Two Indiana high school students say that they have been pulled out of class five to seven times this year just to talk about bathrooms with the administration.
Noah Golliher and Leigh Kumpe are transgender boys at Burris Laboratory School in Muncie, Indiana, a school associated with Ball State University.
Golliher said he started using the boys’ restroom when he saw that the school had an open bathroom policy.
But students reported them using the boys’ room and then the administration stepped in. After a few meetings, the students were sent home with forms to fill out with their parents that stated their gender, names, and appropriate facilities.
Kathy Wolf is the vice president of marketing and communications at Ball State. She said that the form is intended to help build communication between the school and the families of trans students.
“The form is provided directly to students who have made specific requests related to preferred name, gender identity, or gender pronoun,” Wolf told the Daily News.
The students are advocating against that form, which they say can out some students to their parents. If they don’t get it signed, then they will be referred to by their deadnames in school.
The form isn’t required by the school’s written policies, either.
“People aren’t willing to learn new things and they aren’t as open as they could or should be,” Golliher said.

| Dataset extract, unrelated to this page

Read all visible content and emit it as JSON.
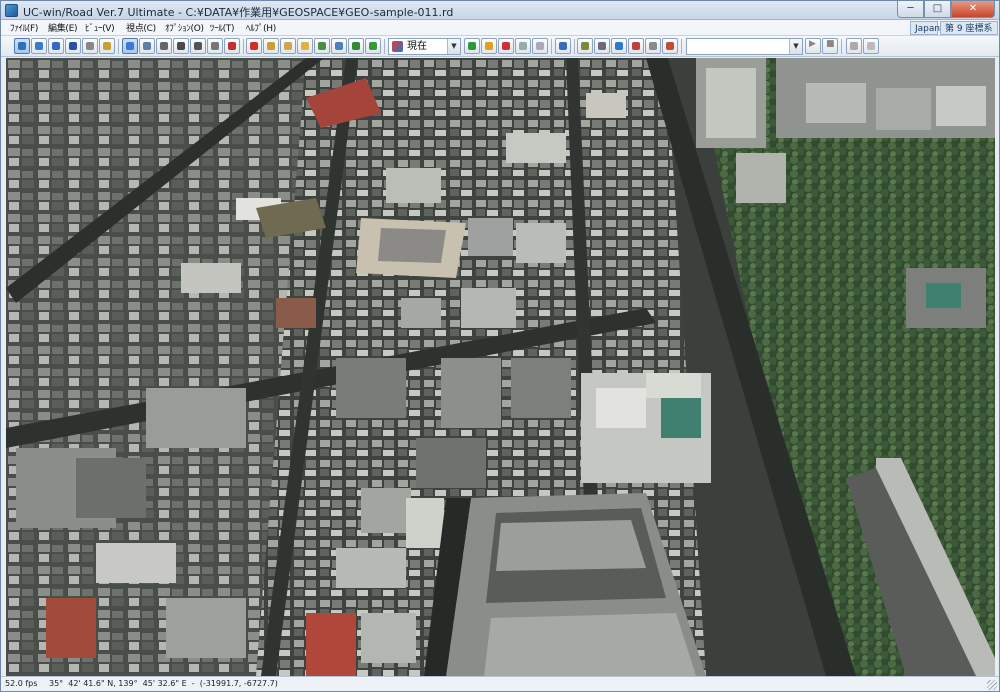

While Burris’s system isn’t ideal, it’s better than other schools in Indiana. The Daily News talked to a transgender student at Monroe Central Jr./Sr. High School who said that he just has to hold it in all day because he is afraid to tell the administration that he’s transgender.
“It kind of makes me uncomfortable using the women’s restroom,” he said.